2. Talk to someone who cares. Remember that broken hearts are not healed by explanation or by understanding the why. Even if you knew why, you would still have the hurt. Broken hearts are healed by the love of God, family, and friends, and the hope we have in God. “Be of good courage, and he shall strengthen your heart, all ye that hope in the Lord” (Psalm 31:24). (Sometimes professional help is needed to guide the process.)
3. Realize your helplessness, and depend on God who is all-powerful. Taking our hands off and surrendering to God can give peace that passes understanding. I remember a time in my life when I struggled for the answer to my “Why?” I was physically, mentally, emotionally, and spiritually exhausted. The moment I said, “Lord, I can’t do it anymore, I surrender, I give up,” His peace came over me like a warm blanket. I will never forget that experience. Now, when I am tempted to worry and to struggle for the answer, I remember His peace. I was helpless, but God gave me comfort and contentment. It was all in the surrender. “Casting all your care upon him; for he careth for you” (I Peter 5:7).

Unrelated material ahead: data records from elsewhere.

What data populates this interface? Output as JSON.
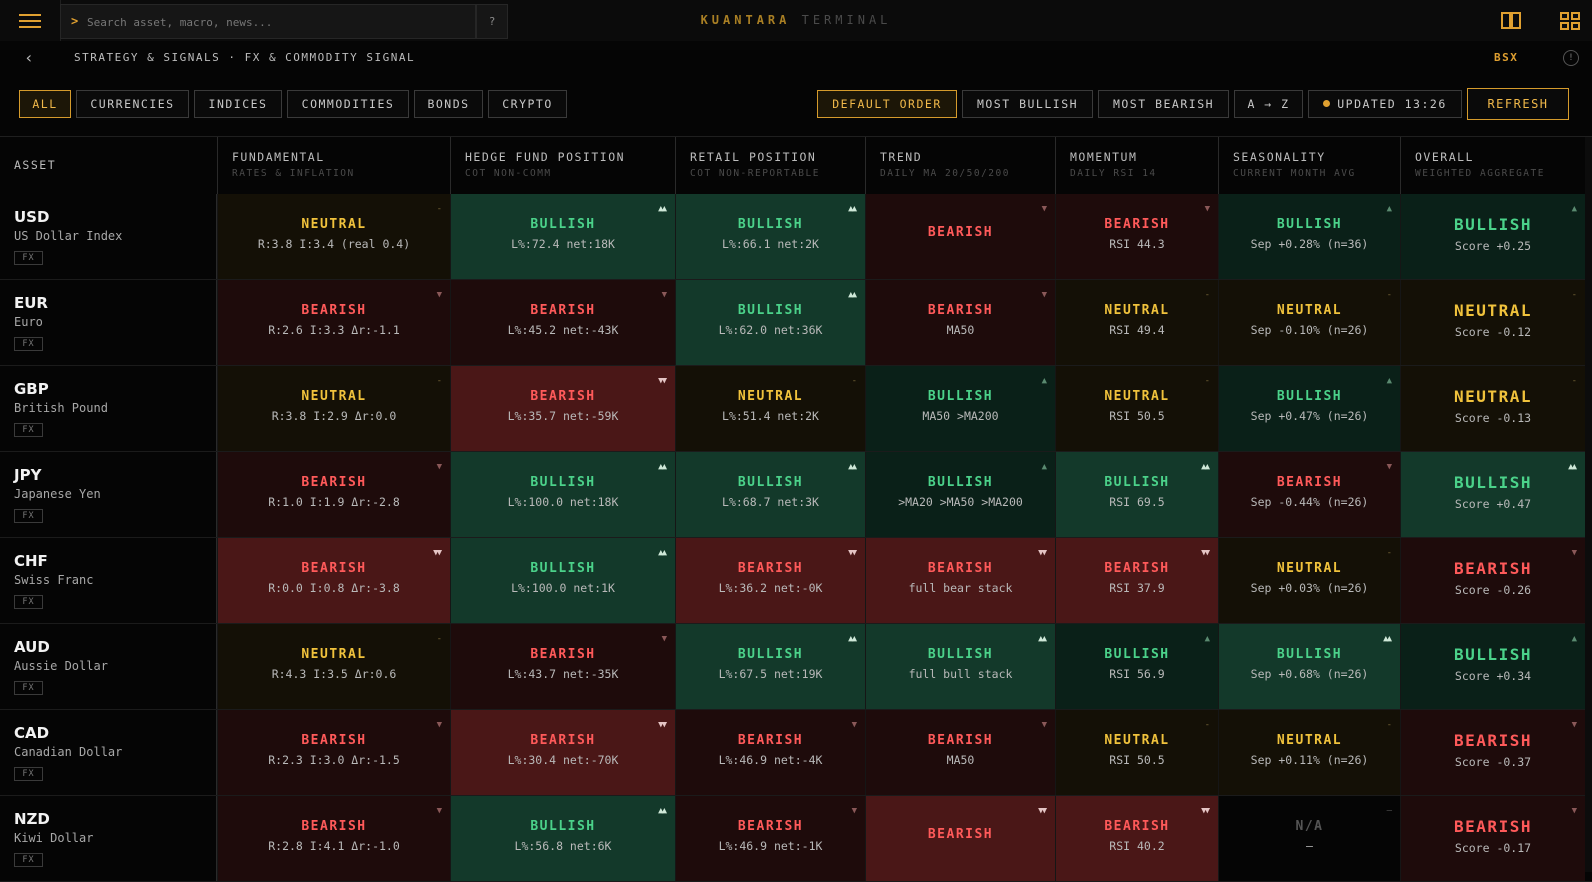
{
  "topbar": {
    "search_prompt": ">",
    "search_placeholder": "Search asset, macro, news...",
    "help_label": "?",
    "brand_primary": "KUANTARA",
    "brand_secondary": "TERMINAL",
    "icons": [
      "menu-icon",
      "book-icon",
      "grid-icon"
    ]
  },
  "breadcrumb": {
    "back_icon": "‹",
    "path": "STRATEGY & SIGNALS · FX & COMMODITY SIGNAL",
    "exchange": "BSX",
    "info_icon": "!"
  },
  "filters": {
    "categories": [
      {
        "label": "ALL",
        "active": true
      },
      {
        "label": "CURRENCIES",
        "active": false
      },
      {
        "label": "INDICES",
        "active": false
      },
      {
        "label": "COMMODITIES",
        "active": false
      },
      {
        "label": "BONDS",
        "active": false
      },
      {
        "label": "CRYPTO",
        "active": false
      }
    ],
    "sorts": [
      {
        "label": "DEFAULT ORDER",
        "active": true
      },
      {
        "label": "MOST BULLISH",
        "active": false
      },
      {
        "label": "MOST BEARISH",
        "active": false
      },
      {
        "label": "A → Z",
        "active": false
      }
    ],
    "updated": "UPDATED 13:26",
    "refresh": "REFRESH"
  },
  "colors": {
    "accent": "#e0a030",
    "bullish": "#4bd28a",
    "bearish": "#ff5a5a",
    "neutral": "#f0c23c"
  },
  "table": {
    "asset_header": "ASSET",
    "columns": [
      {
        "title": "FUNDAMENTAL",
        "sub": "RATES & INFLATION"
      },
      {
        "title": "HEDGE FUND POSITION",
        "sub": "COT NON-COMM"
      },
      {
        "title": "RETAIL POSITION",
        "sub": "COT NON-REPORTABLE"
      },
      {
        "title": "TREND",
        "sub": "DAILY MA 20/50/200"
      },
      {
        "title": "MOMENTUM",
        "sub": "DAILY RSI 14"
      },
      {
        "title": "SEASONALITY",
        "sub": "CURRENT MONTH AVG"
      },
      {
        "title": "OVERALL",
        "sub": "WEIGHTED AGGREGATE"
      }
    ],
    "rows": [
      {
        "symbol": "USD",
        "name": "US Dollar Index",
        "tag": "FX",
        "cells": [
          {
            "label": "NEUTRAL",
            "detail": "R:3.8 I:3.4 (real 0.4)",
            "sentiment": "neut",
            "strength": 1
          },
          {
            "label": "BULLISH",
            "detail": "L%:72.4 net:18K",
            "sentiment": "bull",
            "strength": 2
          },
          {
            "label": "BULLISH",
            "detail": "L%:66.1 net:2K",
            "sentiment": "bull",
            "strength": 2
          },
          {
            "label": "BEARISH",
            "detail": "",
            "sentiment": "bear",
            "strength": 1
          },
          {
            "label": "BEARISH",
            "detail": "RSI 44.3",
            "sentiment": "bear",
            "strength": 1
          },
          {
            "label": "BULLISH",
            "detail": "Sep +0.28% (n=36)",
            "sentiment": "bull",
            "strength": 1
          },
          {
            "label": "BULLISH",
            "detail": "Score +0.25",
            "sentiment": "bull",
            "strength": 1
          }
        ]
      },
      {
        "symbol": "EUR",
        "name": "Euro",
        "tag": "FX",
        "cells": [
          {
            "label": "BEARISH",
            "detail": "R:2.6 I:3.3 Δr:-1.1",
            "sentiment": "bear",
            "strength": 1
          },
          {
            "label": "BEARISH",
            "detail": "L%:45.2 net:-43K",
            "sentiment": "bear",
            "strength": 1
          },
          {
            "label": "BULLISH",
            "detail": "L%:62.0 net:36K",
            "sentiment": "bull",
            "strength": 2
          },
          {
            "label": "BEARISH",
            "detail": "MA50",
            "sentiment": "bear",
            "strength": 1
          },
          {
            "label": "NEUTRAL",
            "detail": "RSI 49.4",
            "sentiment": "neut",
            "strength": 1
          },
          {
            "label": "NEUTRAL",
            "detail": "Sep -0.10% (n=26)",
            "sentiment": "neut",
            "strength": 1
          },
          {
            "label": "NEUTRAL",
            "detail": "Score -0.12",
            "sentiment": "neut",
            "strength": 1
          }
        ]
      },
      {
        "symbol": "GBP",
        "name": "British Pound",
        "tag": "FX",
        "cells": [
          {
            "label": "NEUTRAL",
            "detail": "R:3.8 I:2.9 Δr:0.0",
            "sentiment": "neut",
            "strength": 1
          },
          {
            "label": "BEARISH",
            "detail": "L%:35.7 net:-59K",
            "sentiment": "bear",
            "strength": 2
          },
          {
            "label": "NEUTRAL",
            "detail": "L%:51.4 net:2K",
            "sentiment": "neut",
            "strength": 1
          },
          {
            "label": "BULLISH",
            "detail": "MA50 >MA200",
            "sentiment": "bull",
            "strength": 1
          },
          {
            "label": "NEUTRAL",
            "detail": "RSI 50.5",
            "sentiment": "neut",
            "strength": 1
          },
          {
            "label": "BULLISH",
            "detail": "Sep +0.47% (n=26)",
            "sentiment": "bull",
            "strength": 1
          },
          {
            "label": "NEUTRAL",
            "detail": "Score -0.13",
            "sentiment": "neut",
            "strength": 1
          }
        ]
      },
      {
        "symbol": "JPY",
        "name": "Japanese Yen",
        "tag": "FX",
        "cells": [
          {
            "label": "BEARISH",
            "detail": "R:1.0 I:1.9 Δr:-2.8",
            "sentiment": "bear",
            "strength": 1
          },
          {
            "label": "BULLISH",
            "detail": "L%:100.0 net:18K",
            "sentiment": "bull",
            "strength": 2
          },
          {
            "label": "BULLISH",
            "detail": "L%:68.7 net:3K",
            "sentiment": "bull",
            "strength": 2
          },
          {
            "label": "BULLISH",
            "detail": ">MA20 >MA50 >MA200",
            "sentiment": "bull",
            "strength": 1
          },
          {
            "label": "BULLISH",
            "detail": "RSI 69.5",
            "sentiment": "bull",
            "strength": 2
          },
          {
            "label": "BEARISH",
            "detail": "Sep -0.44% (n=26)",
            "sentiment": "bear",
            "strength": 1
          },
          {
            "label": "BULLISH",
            "detail": "Score +0.47",
            "sentiment": "bull",
            "strength": 2
          }
        ]
      },
      {
        "symbol": "CHF",
        "name": "Swiss Franc",
        "tag": "FX",
        "cells": [
          {
            "label": "BEARISH",
            "detail": "R:0.0 I:0.8 Δr:-3.8",
            "sentiment": "bear",
            "strength": 2
          },
          {
            "label": "BULLISH",
            "detail": "L%:100.0 net:1K",
            "sentiment": "bull",
            "strength": 2
          },
          {
            "label": "BEARISH",
            "detail": "L%:36.2 net:-0K",
            "sentiment": "bear",
            "strength": 2
          },
          {
            "label": "BEARISH",
            "detail": "full bear stack",
            "sentiment": "bear",
            "strength": 2
          },
          {
            "label": "BEARISH",
            "detail": "RSI 37.9",
            "sentiment": "bear",
            "strength": 2
          },
          {
            "label": "NEUTRAL",
            "detail": "Sep +0.03% (n=26)",
            "sentiment": "neut",
            "strength": 1
          },
          {
            "label": "BEARISH",
            "detail": "Score -0.26",
            "sentiment": "bear",
            "strength": 1
          }
        ]
      },
      {
        "symbol": "AUD",
        "name": "Aussie Dollar",
        "tag": "FX",
        "cells": [
          {
            "label": "NEUTRAL",
            "detail": "R:4.3 I:3.5 Δr:0.6",
            "sentiment": "neut",
            "strength": 1
          },
          {
            "label": "BEARISH",
            "detail": "L%:43.7 net:-35K",
            "sentiment": "bear",
            "strength": 1
          },
          {
            "label": "BULLISH",
            "detail": "L%:67.5 net:19K",
            "sentiment": "bull",
            "strength": 2
          },
          {
            "label": "BULLISH",
            "detail": "full bull stack",
            "sentiment": "bull",
            "strength": 2
          },
          {
            "label": "BULLISH",
            "detail": "RSI 56.9",
            "sentiment": "bull",
            "strength": 1
          },
          {
            "label": "BULLISH",
            "detail": "Sep +0.68% (n=26)",
            "sentiment": "bull",
            "strength": 2
          },
          {
            "label": "BULLISH",
            "detail": "Score +0.34",
            "sentiment": "bull",
            "strength": 1
          }
        ]
      },
      {
        "symbol": "CAD",
        "name": "Canadian Dollar",
        "tag": "FX",
        "cells": [
          {
            "label": "BEARISH",
            "detail": "R:2.3 I:3.0 Δr:-1.5",
            "sentiment": "bear",
            "strength": 1
          },
          {
            "label": "BEARISH",
            "detail": "L%:30.4 net:-70K",
            "sentiment": "bear",
            "strength": 2
          },
          {
            "label": "BEARISH",
            "detail": "L%:46.9 net:-4K",
            "sentiment": "bear",
            "strength": 1
          },
          {
            "label": "BEARISH",
            "detail": "MA50",
            "sentiment": "bear",
            "strength": 1
          },
          {
            "label": "NEUTRAL",
            "detail": "RSI 50.5",
            "sentiment": "neut",
            "strength": 1
          },
          {
            "label": "NEUTRAL",
            "detail": "Sep +0.11% (n=26)",
            "sentiment": "neut",
            "strength": 1
          },
          {
            "label": "BEARISH",
            "detail": "Score -0.37",
            "sentiment": "bear",
            "strength": 1
          }
        ]
      },
      {
        "symbol": "NZD",
        "name": "Kiwi Dollar",
        "tag": "FX",
        "cells": [
          {
            "label": "BEARISH",
            "detail": "R:2.8 I:4.1 Δr:-1.0",
            "sentiment": "bear",
            "strength": 1
          },
          {
            "label": "BULLISH",
            "detail": "L%:56.8 net:6K",
            "sentiment": "bull",
            "strength": 2
          },
          {
            "label": "BEARISH",
            "detail": "L%:46.9 net:-1K",
            "sentiment": "bear",
            "strength": 1
          },
          {
            "label": "BEARISH",
            "detail": "",
            "sentiment": "bear",
            "strength": 2
          },
          {
            "label": "BEARISH",
            "detail": "RSI 40.2",
            "sentiment": "bear",
            "strength": 2
          },
          {
            "label": "N/A",
            "detail": "—",
            "sentiment": "na",
            "strength": 0
          },
          {
            "label": "BEARISH",
            "detail": "Score -0.17",
            "sentiment": "bear",
            "strength": 1
          }
        ]
      }
    ]
  }
}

Why? Why? Why? We may never know, but God knows and He cares. We may not know why, but we can know WHO. He never makes a mistake. We can always trust Him (Proverbs 3:5-6).
This is written because I care… Carlene